I’m looking for any FOSS or FLOSS software solutions for enterprise email. My municipality is looking to get away from a dying Exchange server and doesn’t like the idea of O365 (and similar proprietary cloud solutions).
We need a solution that can support around 400 users, be secure and provide some spam/malware prevention.
I’m searching around myself for something, but would appreciate any advice.
I have really moved away from self hosted solutions as they don’t provide good spam filtering so you still end up paying for a 3rd party filter and keeping your outbound IP off of black lists can sometimes be a challenge. This is why we moved from hosting a system to using Gsuite.
For my own department, separate from the rest of the county, I use G Suite just because I was tired of all the Exchange server problems they were having and I had the budget and authority to move off of their servers.
At home, I use ProtonMail for my personal stuff and that’s nice, too.
But for the county, the administrator really doesn’t want to have a cloud service with the “Netflix model” as he likes to say, meaning monthly, never-ending, fees.
The IT contractor the county uses likes open-source solutions, but I’m not sure how involved in the FOSS community he is. I’ll be having a meeting with them tomorrow afternoon to discuss this topic and I’ll learn more about that from him.
This topic was brought up at last week’s county commission meeting briefly and I was in attendance and thought there might be a FOSS solution that works on the enterprise level.
I was kind of wondering to myself this morning what the folks at IBM and Red Hat use for their corporate email system.
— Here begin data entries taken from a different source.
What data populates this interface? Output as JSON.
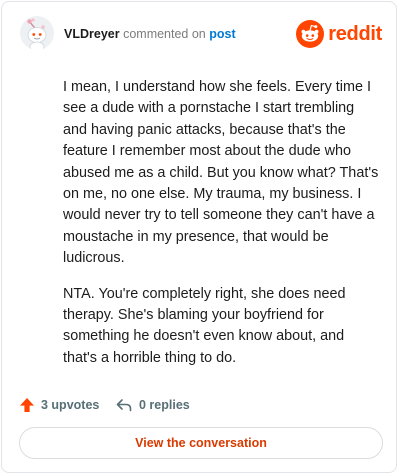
{
  "comment": {
    "username": "VLDreyer",
    "action": "commented on",
    "target_link": "post",
    "paragraphs": [
      "I mean, I understand how she feels. Every time I see a dude with a pornstache I start trembling and having panic attacks, because that's the feature I remember most about the dude who abused me as a child. But you know what? That's on me, no one else. My trauma, my business. I would never try to tell someone they can't have a moustache in my presence, that would be ludicrous.",
      "NTA. You're completely right, she does need therapy. She's blaming your boyfriend for something he doesn't even know about, and that's a horrible thing to do."
    ],
    "upvotes_label": "3 upvotes",
    "replies_label": "0 replies",
    "cta_label": "View the conversation"
  },
  "brand": {
    "wordmark": "reddit",
    "accent": "#ff4500",
    "link_color": "#0079d3",
    "cta_color": "#d93a00"
  },
  "icons": {
    "avatar": "snoo-avatar",
    "brand": "reddit-logo-icon",
    "upvote": "upvote-arrow-icon",
    "reply": "reply-arrow-icon"
  }
}
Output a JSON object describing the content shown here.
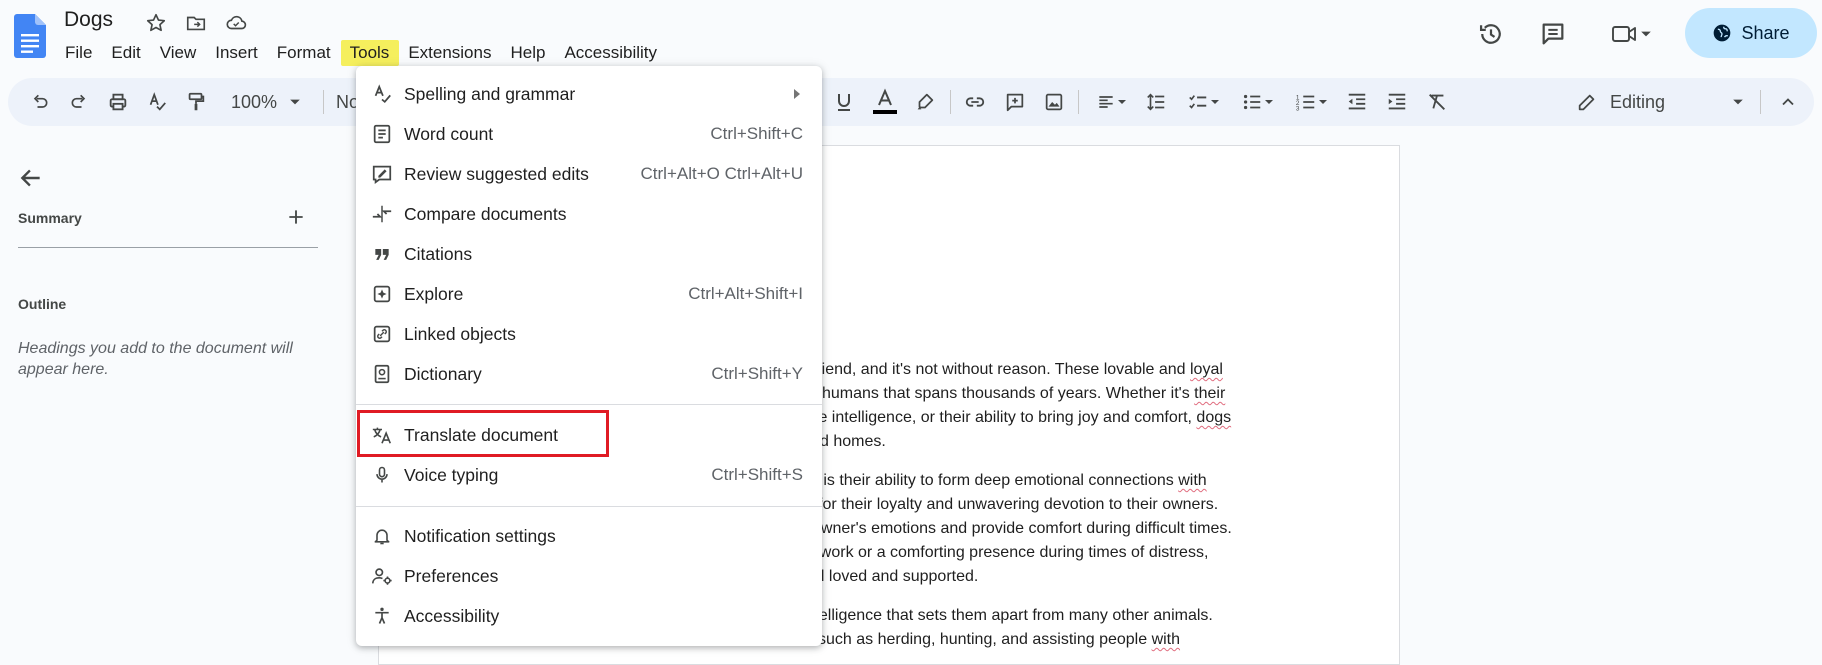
{
  "header": {
    "title": "Dogs",
    "menus": [
      "File",
      "Edit",
      "View",
      "Insert",
      "Format",
      "Tools",
      "Extensions",
      "Help",
      "Accessibility"
    ],
    "active_menu": "Tools",
    "share_label": "Share"
  },
  "toolbar": {
    "zoom": "100%",
    "style_partial": "No",
    "mode_label": "Editing"
  },
  "sidebar": {
    "summary_label": "Summary",
    "outline_label": "Outline",
    "outline_hint": "Headings you add to the document will appear here."
  },
  "tools_menu": {
    "items": [
      {
        "label": "Spelling and grammar",
        "shortcut": "",
        "icon": "spellcheck-icon",
        "submenu": true
      },
      {
        "label": "Word count",
        "shortcut": "Ctrl+Shift+C",
        "icon": "word-count-icon"
      },
      {
        "label": "Review suggested edits",
        "shortcut": "Ctrl+Alt+O Ctrl+Alt+U",
        "icon": "review-edits-icon"
      },
      {
        "label": "Compare documents",
        "shortcut": "",
        "icon": "compare-icon"
      },
      {
        "label": "Citations",
        "shortcut": "",
        "icon": "quote-icon"
      },
      {
        "label": "Explore",
        "shortcut": "Ctrl+Alt+Shift+I",
        "icon": "explore-icon"
      },
      {
        "label": "Linked objects",
        "shortcut": "",
        "icon": "link-objects-icon"
      },
      {
        "label": "Dictionary",
        "shortcut": "Ctrl+Shift+Y",
        "icon": "dictionary-icon"
      },
      {
        "label": "Translate document",
        "shortcut": "",
        "icon": "translate-icon"
      },
      {
        "label": "Voice typing",
        "shortcut": "Ctrl+Shift+S",
        "icon": "microphone-icon"
      },
      {
        "label": "Notification settings",
        "shortcut": "",
        "icon": "bell-icon"
      },
      {
        "label": "Preferences",
        "shortcut": "",
        "icon": "preferences-icon"
      },
      {
        "label": "Accessibility",
        "shortcut": "",
        "icon": "accessibility-icon"
      }
    ]
  },
  "document": {
    "lines": [
      {
        "pre": "t friend, and it's not without reason. These lovable and ",
        "flag": "loyal",
        "post": ""
      },
      {
        "pre": "humans that spans thousands of years. Whether it's ",
        "flag": "their",
        "post": ""
      },
      {
        "pre": "ble intelligence, or their ability to bring joy and comfort, ",
        "flag": "dogs",
        "post": ""
      },
      {
        "pre": "d homes.",
        "flag": "",
        "post": ""
      },
      {
        "pre": "gs is their ability to form deep emotional connections ",
        "flag": "with",
        "post": ""
      },
      {
        "pre": " for their loyalty and unwavering devotion to their owners.",
        "flag": "",
        "post": ""
      },
      {
        "pre": "owner's emotions and provide comfort during difficult times.",
        "flag": "",
        "post": ""
      },
      {
        "pre": "at work or a comforting presence during times of distress,",
        "flag": "",
        "post": ""
      },
      {
        "pre": "el loved and supported.",
        "flag": "",
        "post": ""
      },
      {
        "pre": "intelligence that sets them apart from many other animals.",
        "flag": "",
        "post": ""
      },
      {
        "pre": "such as herding, hunting, and assisting people ",
        "flag": "with",
        "post": ""
      }
    ]
  },
  "colors": {
    "accent_share": "#c2e7ff",
    "highlight_box": "#e01b24",
    "menu_active": "#f5ef5d",
    "text_color_bar": "#000000"
  }
}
Does anyone have an idea what that might be?
Tom, thanks for the Zimbra link, I’ll give it a look now.
Late to the party and I’m sure you’ve probably already beaten your head against the wall arguing, but the “never-ending fees” pay for uptime, security and powerful anti-spam capabilities. I love FOSS solutions, but I never delude myself that it is truly free, particularly for something as complex and vulnerable as a complete collaboration solution (email begets calendaring, etc). The administrator will be paying a subscription for a professional solution or in staff replicating and maintaining said features. Worst case, they’ll be paying with their job if the homegrown system is compromised.
Yep, your absolutely correct. I explained all of that to him, too. One has to pay regardless. I mentioned that if we do our own thing, we have to babysit it, watch the spam filters, keep the hardware running, replace the hardware, protect the security of it all and so on.
At this point, they are going to do a pilot program of a self-hosted, self-managed solution, probably running Apache and see how it goes. If it doesn’t work out well and to their satisfaction, then O365 is probably the way they will go.
@SandboxGeneral - from my experience with IBM they Use Domino/Notes inhouse - globally - and have done so for the last 20 years at least - it’s a phenomenal platform, but pricey …
Personally I use GSuite, but for business we use Office 365 … it just works … most of my clients are either migrated to Office 365 already, are are planning the move from either IBM Domino/Notes or Exchange to Office 365 … still have the odd one that refuses to let their data go to the cloud, and for that they have their own fault tolerant Exchange servers on premise … varied solutions, but they all work.
I recently installed Zimbra VM on Proxmox server in a lab environment to test the UI and practicality at production scale…it seems to be good so far and Zimbra Zimlets are a nice add-ons with chat and calender support.
The community edition is free to use it has the built in antivirus and Anti spam. To secure the mail server I have put it behind Proxmox Mail Gateway VM another cool opensource email security from proxmox and seems goo so far…
currently being used on intranet (LAN) and need to configure for wild.
I hope to use googlemail servers to route the email…so you are not spammed (I need this configuring)
I have a dream of deploying UCS (Univention Corporate Server) at work for a future customer, in the future. See it has a nice management for different open source components, as well as framework for plugins/addons and container-apps. I think Zimbra is in there somewhere, it also has Active Directory support and all that.
UCS seems like an on premise cloud type (like SaaS). Just looked at the zimbra app on UCS— this app just connects to the Zimbra installation locally on a different sevrer. UCS just provides the Active Directory service (Unidirectionally) that all.
Thanks for bringing it up…UCS needs some digging in the lab